“Julius Malema is busy celebrating the cable theft challenges faced by Shosholoza Meyl, yet he senselessly encourages porous borders where these cables are smuggled out of the countries. Malema is too negative to be president.”
“This is economic sabotage. Because the government is terrified of the taxi industry, a law unto themselves, absolutely no consequences will be taken for this massive crime.”
“The aim is to prove that it doesn’t work so that they privatise it.”
Somnyama Omude suggested:
“Make scrapyards illegal. You’ll see improvement.”
PRASA encourages South Africans to travel by train
Similarly, Briefly News reported that Prasa encouraged South Africans to travel via train this festive season.

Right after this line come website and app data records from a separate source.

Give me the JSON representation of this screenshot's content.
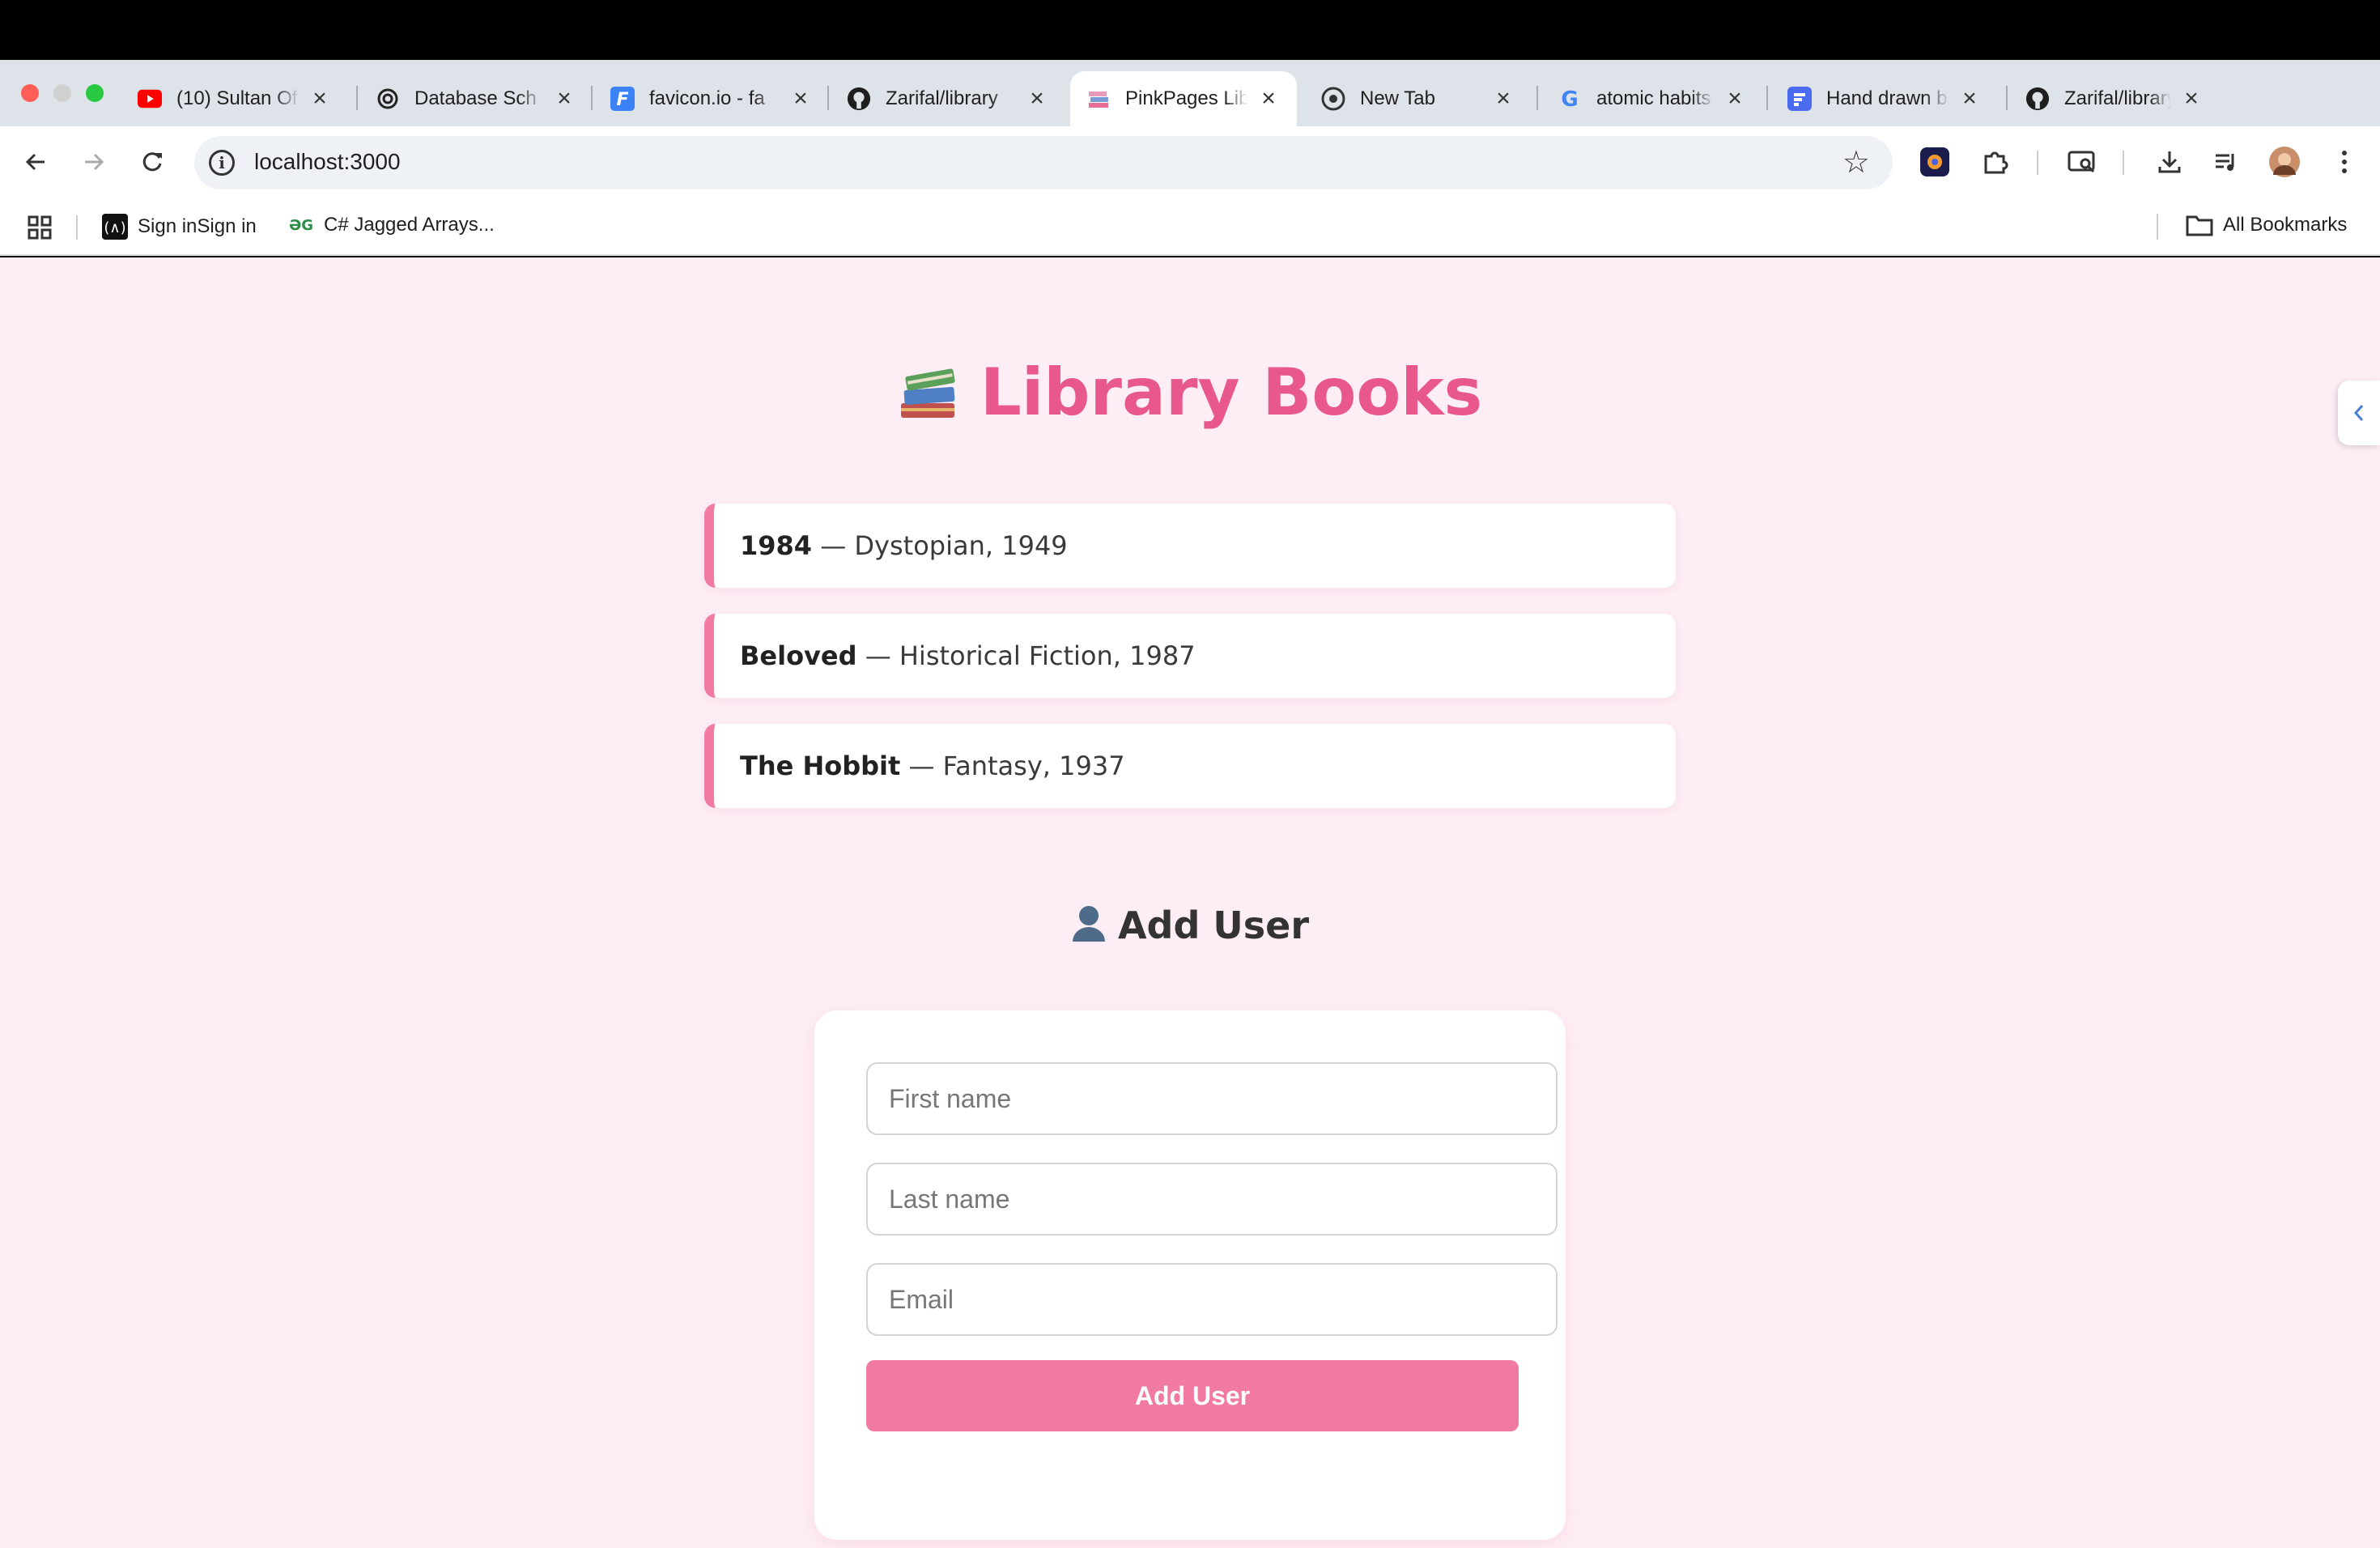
{
  "browser": {
    "tabs": [
      {
        "title": "(10) Sultan Of",
        "favicon": "youtube-icon",
        "active": false
      },
      {
        "title": "Database Sch",
        "favicon": "openai-icon",
        "active": false
      },
      {
        "title": "favicon.io - fa",
        "favicon": "favicon-io-icon",
        "active": false
      },
      {
        "title": "Zarifal/library",
        "favicon": "github-icon",
        "active": false
      },
      {
        "title": "PinkPages Lib",
        "favicon": "books-icon",
        "active": true
      },
      {
        "title": "New Tab",
        "favicon": "chrome-icon",
        "active": false
      },
      {
        "title": "atomic habits",
        "favicon": "google-icon",
        "active": false
      },
      {
        "title": "Hand drawn b",
        "favicon": "doc-icon",
        "active": false
      },
      {
        "title": "Zarifal/library",
        "favicon": "github-icon",
        "active": false
      }
    ],
    "new_tab_label": "+",
    "tab_close_label": "×",
    "url": "localhost:3000",
    "bookmarks": [
      {
        "label": "Sign inSign in",
        "icon": "appwrite-icon"
      },
      {
        "label": "C# Jagged Arrays...",
        "icon": "geeksforgeeks-icon"
      }
    ],
    "all_bookmarks_label": "All Bookmarks"
  },
  "page": {
    "title": "Library Books",
    "books": [
      {
        "title": "1984",
        "details": " — Dystopian, 1949"
      },
      {
        "title": "Beloved",
        "details": " — Historical Fiction, 1987"
      },
      {
        "title": "The Hobbit",
        "details": " — Fantasy, 1937"
      }
    ],
    "add_user_heading": "Add User",
    "form": {
      "first_name_placeholder": "First name",
      "last_name_placeholder": "Last name",
      "email_placeholder": "Email",
      "submit_label": "Add User"
    }
  },
  "colors": {
    "accent": "#e8588c",
    "button": "#f07aa1",
    "page_background": "#fdeef5"
  }
}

This came after Prasa revived its long-distance trips from Johannesburg to Durban and Cape Town. South Africans were encouraged but feared that criminal elements might prevent people from fully experiencing the Shosholoza Meyl experience.
Source: Briefly News